Why the measurable improvement in the use of energy in buildings remains elusive

Author: Kerry Mashford 09/08/2013

Why does the UK building industry find it difficult to achieve the improvements in energy use suggested by the energy performance trajectories in successive iterations of Part L of the Building Regulations?

Improvements in energy use "scandalous"

Some people have described our performance in this area as "scandalous" and our ability to build low-energy buildings with low running costs is poor compared with some of our European neighbours. One critical issue is that there has been almost no attempt to close the loop from practice back into design. So, as regulations have become tighter, the difference between delivered and theoretical performance has tended to grow, largely because many of the factors affecting delivered performance have become more significant.  The result is that, whilst theoretical energy performance of buildings has improved with successive revisions of the regulations, delivered energy performance has not kept pace.

Until very recently, almost no-one either knew about this problem or cared about it. Even fewer had any inkling of what to do to improve energy performance, other than the obvious action of turning appliances and devices either off or down. At best, some in the industry allocated limited resources to encourage cost-effective practices.

Energy improvement business case

The important first-step questions we need to ask ourselves are: What’s the business case for improving energy use? How much improvement in energy use (particularly savings) can be achieved for what cost?

In order to achieve a measurable improvement in energy use in buildings, we need to start by measuring the energy being used. Obvious, I hear you say and yes, it is. Surely a simple matter, I also hear you say, but unfortunately not! The mandating of sub-metering in non-domestic buildings as a result of the 2010 Building Regulations and the on-going roll-out of smart meters in the residential sector will revolutionise the measurement and monitoring of electrical energy use. These will not only make data collection easier but also possible over shorter time periods - for example, half-hourly in the case of newer non-domestic buildings. But, be warned, good metering architecture and sub-meter reconciliation are fundamental to the collection of useful data.

Assessing, measuring and monitoring energy use

CIBSE tools such as TM22 and DomEARM provide a framework for assessing expected energy use, taking into account the operational practicalities of a building and its unregulated uses. This can then be compared with the actual energy used in order to understand where it is higher than expected, and where to focus effort to improve it. Comparing results with benchmark data also has the advantage of providing a broader perspective of what’s ‘usual’ and ‘best practice’ in buildings of a similar type, size, use, etc.

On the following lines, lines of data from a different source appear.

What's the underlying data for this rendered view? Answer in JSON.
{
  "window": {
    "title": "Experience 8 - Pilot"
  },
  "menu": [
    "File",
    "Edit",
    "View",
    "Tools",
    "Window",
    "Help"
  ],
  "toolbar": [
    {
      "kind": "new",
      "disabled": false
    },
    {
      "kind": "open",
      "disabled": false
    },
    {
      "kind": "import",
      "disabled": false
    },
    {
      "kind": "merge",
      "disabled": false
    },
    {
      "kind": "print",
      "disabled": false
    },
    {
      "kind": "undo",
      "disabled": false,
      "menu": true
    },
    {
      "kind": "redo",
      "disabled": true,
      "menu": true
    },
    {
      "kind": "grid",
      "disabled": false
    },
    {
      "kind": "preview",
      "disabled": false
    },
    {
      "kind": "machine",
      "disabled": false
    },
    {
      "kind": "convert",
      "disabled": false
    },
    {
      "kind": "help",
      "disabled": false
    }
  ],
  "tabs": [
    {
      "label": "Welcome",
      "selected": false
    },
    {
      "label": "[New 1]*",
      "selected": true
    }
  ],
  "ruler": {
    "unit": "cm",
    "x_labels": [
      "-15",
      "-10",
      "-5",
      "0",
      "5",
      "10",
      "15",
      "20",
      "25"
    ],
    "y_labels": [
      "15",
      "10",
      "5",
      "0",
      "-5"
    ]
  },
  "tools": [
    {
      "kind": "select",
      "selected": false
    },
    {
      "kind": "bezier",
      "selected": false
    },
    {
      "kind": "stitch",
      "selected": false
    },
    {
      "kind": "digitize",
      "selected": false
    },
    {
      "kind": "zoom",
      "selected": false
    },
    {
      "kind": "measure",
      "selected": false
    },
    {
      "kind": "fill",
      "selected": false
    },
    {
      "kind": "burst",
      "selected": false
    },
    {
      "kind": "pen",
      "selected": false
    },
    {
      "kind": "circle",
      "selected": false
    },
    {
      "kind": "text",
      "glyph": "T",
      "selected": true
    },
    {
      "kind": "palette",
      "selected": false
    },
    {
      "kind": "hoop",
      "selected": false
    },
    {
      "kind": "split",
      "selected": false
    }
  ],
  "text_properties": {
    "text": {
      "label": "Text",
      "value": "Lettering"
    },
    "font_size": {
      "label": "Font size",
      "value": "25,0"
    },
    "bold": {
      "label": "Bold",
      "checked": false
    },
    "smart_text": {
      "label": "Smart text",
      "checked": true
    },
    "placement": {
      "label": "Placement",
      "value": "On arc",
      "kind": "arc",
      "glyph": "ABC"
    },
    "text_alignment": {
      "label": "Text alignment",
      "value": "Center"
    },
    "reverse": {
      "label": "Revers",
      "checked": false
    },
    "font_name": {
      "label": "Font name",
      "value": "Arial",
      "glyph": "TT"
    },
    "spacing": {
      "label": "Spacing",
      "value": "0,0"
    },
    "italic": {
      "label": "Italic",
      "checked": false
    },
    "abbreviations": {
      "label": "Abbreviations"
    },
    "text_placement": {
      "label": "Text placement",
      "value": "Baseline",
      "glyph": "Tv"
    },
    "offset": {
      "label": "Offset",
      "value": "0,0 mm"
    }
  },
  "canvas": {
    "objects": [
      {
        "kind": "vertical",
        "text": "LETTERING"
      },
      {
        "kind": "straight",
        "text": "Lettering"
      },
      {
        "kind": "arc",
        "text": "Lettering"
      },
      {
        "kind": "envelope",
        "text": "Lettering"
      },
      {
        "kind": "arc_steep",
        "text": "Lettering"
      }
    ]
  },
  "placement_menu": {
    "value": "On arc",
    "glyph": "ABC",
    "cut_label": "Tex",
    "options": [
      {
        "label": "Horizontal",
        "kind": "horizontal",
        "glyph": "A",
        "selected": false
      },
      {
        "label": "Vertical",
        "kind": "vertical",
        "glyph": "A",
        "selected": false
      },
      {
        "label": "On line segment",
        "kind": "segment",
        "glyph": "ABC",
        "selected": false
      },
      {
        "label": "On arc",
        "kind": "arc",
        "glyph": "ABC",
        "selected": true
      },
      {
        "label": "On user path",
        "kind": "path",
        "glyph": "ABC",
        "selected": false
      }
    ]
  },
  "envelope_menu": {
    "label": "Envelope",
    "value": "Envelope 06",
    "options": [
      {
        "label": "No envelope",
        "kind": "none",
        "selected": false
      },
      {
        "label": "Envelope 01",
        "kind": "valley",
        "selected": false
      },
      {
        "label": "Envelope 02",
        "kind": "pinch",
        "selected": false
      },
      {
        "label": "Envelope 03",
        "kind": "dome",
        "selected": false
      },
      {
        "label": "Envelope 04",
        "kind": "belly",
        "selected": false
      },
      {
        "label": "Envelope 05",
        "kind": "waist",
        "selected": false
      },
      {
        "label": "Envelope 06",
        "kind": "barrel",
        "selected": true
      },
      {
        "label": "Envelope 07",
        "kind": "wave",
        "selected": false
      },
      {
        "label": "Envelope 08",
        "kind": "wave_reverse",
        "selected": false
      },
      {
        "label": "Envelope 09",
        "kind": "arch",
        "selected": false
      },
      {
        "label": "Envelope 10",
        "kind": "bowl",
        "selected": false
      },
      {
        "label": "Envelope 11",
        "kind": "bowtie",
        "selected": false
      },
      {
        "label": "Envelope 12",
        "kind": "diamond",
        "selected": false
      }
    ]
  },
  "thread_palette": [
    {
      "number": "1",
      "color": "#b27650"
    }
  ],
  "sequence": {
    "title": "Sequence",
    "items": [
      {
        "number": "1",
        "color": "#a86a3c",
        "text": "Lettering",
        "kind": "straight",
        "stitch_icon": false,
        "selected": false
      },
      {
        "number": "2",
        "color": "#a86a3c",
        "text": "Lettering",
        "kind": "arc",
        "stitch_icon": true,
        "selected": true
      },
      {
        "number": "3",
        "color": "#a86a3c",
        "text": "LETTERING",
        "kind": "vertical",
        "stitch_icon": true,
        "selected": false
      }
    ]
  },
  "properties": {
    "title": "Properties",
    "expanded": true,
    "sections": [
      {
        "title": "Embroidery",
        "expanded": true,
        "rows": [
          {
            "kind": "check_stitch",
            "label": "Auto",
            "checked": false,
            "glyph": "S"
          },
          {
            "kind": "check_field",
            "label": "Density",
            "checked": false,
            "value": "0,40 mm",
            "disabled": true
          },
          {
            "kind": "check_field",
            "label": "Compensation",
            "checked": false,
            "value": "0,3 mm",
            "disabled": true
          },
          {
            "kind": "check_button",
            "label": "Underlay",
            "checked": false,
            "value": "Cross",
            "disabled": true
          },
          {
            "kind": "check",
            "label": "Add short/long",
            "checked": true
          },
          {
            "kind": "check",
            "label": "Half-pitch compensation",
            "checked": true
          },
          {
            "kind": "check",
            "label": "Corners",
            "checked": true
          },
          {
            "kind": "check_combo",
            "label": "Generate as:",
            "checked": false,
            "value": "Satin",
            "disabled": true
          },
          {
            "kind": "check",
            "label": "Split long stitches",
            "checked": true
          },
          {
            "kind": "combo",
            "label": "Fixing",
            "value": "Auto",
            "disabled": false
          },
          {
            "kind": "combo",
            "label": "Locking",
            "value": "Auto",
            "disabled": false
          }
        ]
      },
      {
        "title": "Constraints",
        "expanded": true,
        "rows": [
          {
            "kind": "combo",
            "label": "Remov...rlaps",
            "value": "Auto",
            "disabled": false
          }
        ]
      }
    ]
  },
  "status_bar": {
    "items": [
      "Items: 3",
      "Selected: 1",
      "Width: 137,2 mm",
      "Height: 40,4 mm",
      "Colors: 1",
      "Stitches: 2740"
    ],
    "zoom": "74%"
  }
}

Knowing where unexpected energy use is occurring leads to the next question: Why is energy use higher than expected? There are several structured approaches you can take to track down the root cause of variances in energy performance, and all are likely to call for more forensic investigations – for example, into fabric performance, air tightness, M&E system operation, occupant practices, etc.  In the case of new-builds, fabric and system test results from completion and hand-over should already be available and can be used to help track down the root causes of unexpectedly high energy use.

In the case of an individual building, the approach involving measuring, comparing (with both the expected and the benchmarks) and root cause analysis can lead to establishing the size of energy improvement opportunities and an estimation of the cost of achieving them. Cost-effective improvements can then be prioritised. Continuous measurement or monitoring after the initial intervention helps maintain any positive impact and raises the alarm if energy use changes significantly – for example, because of a change in occupant behaviour or the degradation of equipment performance, etc.

All this may seem a lot of effort, but once it’s set up it’s no more onerous than any other continuous improvement programme. Even taking a very conservative figure, such an approach can reduce operational energy consumption in non-domestic buildings by between 25% and 30% - a prize well worth the effort for most building occupants.

Feeding back into design and delivery

Now we face the challenge of taking all this experience and practical understanding of building performance and feeding it back into the building design and delivery process. Currently, this is very, very poorly addressed and, as a result, most buildings are designed and then delivered in a ‘theory bubble’ – insulated from practice more effectively than the insulation installed in the buildings themselves!

Recently, some design practices have started to revisit past projects to undertake post-occupancy evaluations. However, energy use is only one element of this evaluation with the primary foci being architectural and occupant friendliness – both of which do impact on energy performance but only in a secondary way. However, with only a small number of design practices taking this brave step, it’s only a tiny drop in a very large ocean!

Open-source knowledge pool

The sector needs to establish an open-source knowledge pool of building energy pitfalls and best practices, continually updated from post-delivery measurement and monitoring. Such a resource would be invaluable for those involved in the design and delivery of buildings, closing the loop from practice into design. As a result, there’d be no excuse for NOT delivering a measurable improvement in the use of energy in successive buildings.